Yes. The more extension you have installed, the more overhead you are adding to your Chrome browser. Chrome is already a bit of a resource hog, and depending on your computer, extensions can make this worse.
Yes. Type chrome://extensions/ into the address bar, hit Enter and you will get a list of your extensions. Click the toggle to enable/disable the extension, or click Remove to completely uninstall the extension.
No, but you can enable that feature for an extension. Type chrome://extensions/ into the address bar and hit Enter. Find the extension you want to enable in Incognito Mode and click Details. On the next page, flip the Allow in incognito toggle.
Note the warning that Google has about doing this:
Warning: Google Chrome cannot prevent extensions from recording your browsing history. To disable this extension in incognito mode, unselect this option.
Extensions update automatically, but you can do a manual update if you want. Type chrome://extensions/ into the address bar and hit Enter. On the next screen click the Update button at the top of the screen. Alternatively, to update a single extension, click on Details for that extension and then click Update.
Here are a few others to consider:

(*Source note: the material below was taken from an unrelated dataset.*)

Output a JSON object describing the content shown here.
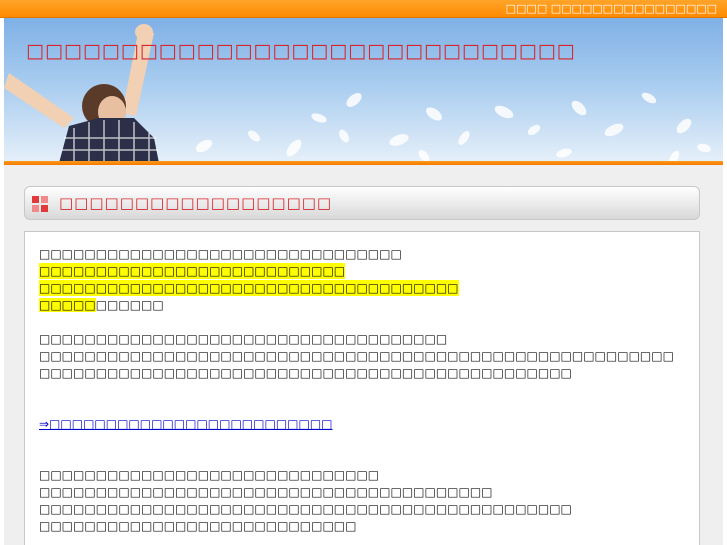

You may be familiar with the webpage for Ookla's internet speed test, and now you can add a Chrome extension for faster and easier testing. The extension adds a button to your Chrome toolbar for one-click ping, upload, and download speed testing. You can also test to see how fast individual sites load, which is a great tool for web developers wanting to test new layouts or page elements.
Bitly is a Chrome extension that is perfect for social media marketing and content creators. It creates custom, shortened links for websites, YouTube channels, and even Instagram posts, saving on character limits so you can write better calls to action to drive engagement and traffic. It's also great for anyone who wants to share links in messenger apps without having to copy and paste a wall of text.
Momentum may not exactly boost your productivity like other extensions on this list, but it turns boring, blank new tabs into personalized motivational slides. Each new tab will show a motivational quote and inspirational photo along with any to-do lists and website shortcuts you have. You can also set up friendly reminders to help you answer emails and attend meetings or get at-a-glance weather updates.
This extension is designed for anyone who is going through a social transition and wants to try out a new name. The plugin automatically replaces your old name with your new one in emails, web pages, and browser-based programs so you can test out a name without too much commitment. A word of warning though: If you aren't ready to let other people know you're trying out a new name or socially transitioning, this extension will let others see your new name in email chains and certain browser-based programs like Roll20.